This means that it is impossible to infer if Mara believed the resurrection happened or not, and leaves it up to speculation whether he was a Christian or a non-Christian who agreed with Christians as regarding Jesus as a "wise king" according to the Gospels. Given that the gospel portraits of Jesus' crucifixion place much of the blame for the execution of Jesus on the Roman procurator Pontius Pilate (with the Jewish mob merely acting as agitators), some Gospels do agree with the Jews being to blame.[4] And referring to "king of the Jews" rather than the Savior or Son of God indicates that the impressions of Bar-Serapion were not formed by Christian sources, although Jewish Christians did call him the king of the Jews.[4]

Theologian Robert Van Voorst sees little doubt that the reference to the execution of the "king of the Jews" is about the death of Jesus.[5] Van Voorst states that possible reasons for Bar-Serapion to suppress the name of Jesus from the letter include the ongoing persecutions of Christians at the time and his desire not to offend his Roman captors who also destroyed Jerusalem.[5] Others such as Craig A. Evans sees less value in the letter, given its uncertain date, and the possible ambiguity in the reference.[8]

Bruce Chilton states that Bar-Serapion reference to the "king of Jews" may be related to the INRI inscription on the cross of Jesus' crucifixion, as in the Gospel of Mark (15:26 paragraph 1).[4] Van Voorst states that the parallels drawn between the unjust treatment of three men, and the destruction of Athens and Samos leads to the conclusion that Bar-Serapion viewed the destruction of Jerusalem as punishment for the Jewish rejection of Jesus.[5]

Evans, however, argues that unlike the references to Socrates and Pythagoras, bar Serapion does not explicitly mention Jesus by name, thereby rendering the actual identity of the "wise king" in the letter less than certain.[8]

The letter was written after the AD 72 annexation of Samosata by the Romans, but before the third century.[12] Most scholars date the letter to shortly after AD 73 during the first century.[3]

See also


  1. ^ a b c d e The Cradle, the Cross, and the Crown: An Introduction to the New Testament by Andreas J. Köstenberger, L. Scott Kellum 2009 ISBN 978-0-8054-4365-3 page 110
  2. ^ a b c d e f Evidence of Greek Philosophical Concepts in the Writings of Ephrem the Syrian by Ute Possekel 1999 ISBN 90-429-0759-2 pages 29-30
  3. ^ a b c d Van Voorst, Robert E (2000). Jesus Outside the New Testament: An Introduction to the Ancient Evidence.
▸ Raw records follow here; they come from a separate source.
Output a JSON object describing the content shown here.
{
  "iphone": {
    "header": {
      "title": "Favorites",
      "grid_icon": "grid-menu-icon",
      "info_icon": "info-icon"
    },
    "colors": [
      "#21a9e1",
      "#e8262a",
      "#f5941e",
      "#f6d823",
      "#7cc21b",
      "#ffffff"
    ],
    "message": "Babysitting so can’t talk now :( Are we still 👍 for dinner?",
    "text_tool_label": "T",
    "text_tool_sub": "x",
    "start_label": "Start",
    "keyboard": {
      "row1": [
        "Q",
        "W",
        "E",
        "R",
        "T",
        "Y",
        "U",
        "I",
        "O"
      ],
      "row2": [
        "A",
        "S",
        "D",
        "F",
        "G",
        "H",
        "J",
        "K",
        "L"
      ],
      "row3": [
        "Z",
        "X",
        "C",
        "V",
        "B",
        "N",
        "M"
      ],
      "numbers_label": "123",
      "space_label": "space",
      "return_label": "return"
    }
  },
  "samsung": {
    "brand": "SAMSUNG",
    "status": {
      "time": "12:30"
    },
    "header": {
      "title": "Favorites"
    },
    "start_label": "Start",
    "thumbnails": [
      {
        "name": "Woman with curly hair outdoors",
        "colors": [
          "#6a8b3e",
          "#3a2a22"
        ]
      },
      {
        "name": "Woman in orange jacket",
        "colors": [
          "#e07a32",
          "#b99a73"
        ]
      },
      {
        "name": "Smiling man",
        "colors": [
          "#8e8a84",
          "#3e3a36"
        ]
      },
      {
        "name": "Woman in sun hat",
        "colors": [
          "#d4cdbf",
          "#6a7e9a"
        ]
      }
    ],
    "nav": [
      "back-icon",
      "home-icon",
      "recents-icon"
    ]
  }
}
Eerdmans Publishing. ISBN 0-8028-4368-9 pages 53-56
  4. ^ a b c d e f g h i j k l m Studying the Historical Jesus: Evaluations of the State of Current Research edited by Bruce Chilton, Craig A. Evans 1998 ISBN 90-04-11142-5 pages 455-457
  5. ^ a b c d e f g h i j k l Jesus outside the New Testament: an introduction to the ancient evidence by Robert E. Van Voorst 2000 ISBN 0-8028-4368-9 pages 53-55
  6. ^ a b Sebastian Brock in The Cambridge Ancient History Volume 13 edited by Averil Cameron and Peter Garnsey (Jan 13, 1998) ISBN 0521302005 page 709
  7. ^ a b The Roman Near East, 31 B.C.-A.D. 337 by Fergus Millar ISBN 0674778863 page 507
  8. ^ a b c Jesus and His Contemporaries: Comparative Studies by Craig A. Evans 2001 ISBN 978-0-391-04118-9 page 41
  9. ^ Wright, W. (1872). Catalogue of the Syriac Manuscripts in the British Museum Acquired since the Year 1838, Volume III. Longmans & Company (printed by order of the Trustees of the British Museum). pp. xiii, 1159. "The manuscripts arrived at the British Museum on the first of March 1843, and this portion of the collection is now numbered Add. 14,425--14,739." BL Add. 14,658 is included among these manuscripts.
  10. ^ Perry, Samuel Gideon F. (1867). An ancient Syriac document, purporting to be the record of the second Synod of Ephesus. Oxford: Printers to the University (privately printed). pp. v–vi.
  11. ^ Ross, Steven K. (2001). Roman Edessa: Politics and Culture on the Eastern Fringes of the Roman Empire. Psychology Press. p. 119. ISBN 9780415187879.
  12. ^ The Middle East under Rome by Maurice Sartre, Catherine Porter and Elizabeth Rawlings (Apr 22, 2005) ISBN 0674016831 page 293

Further reading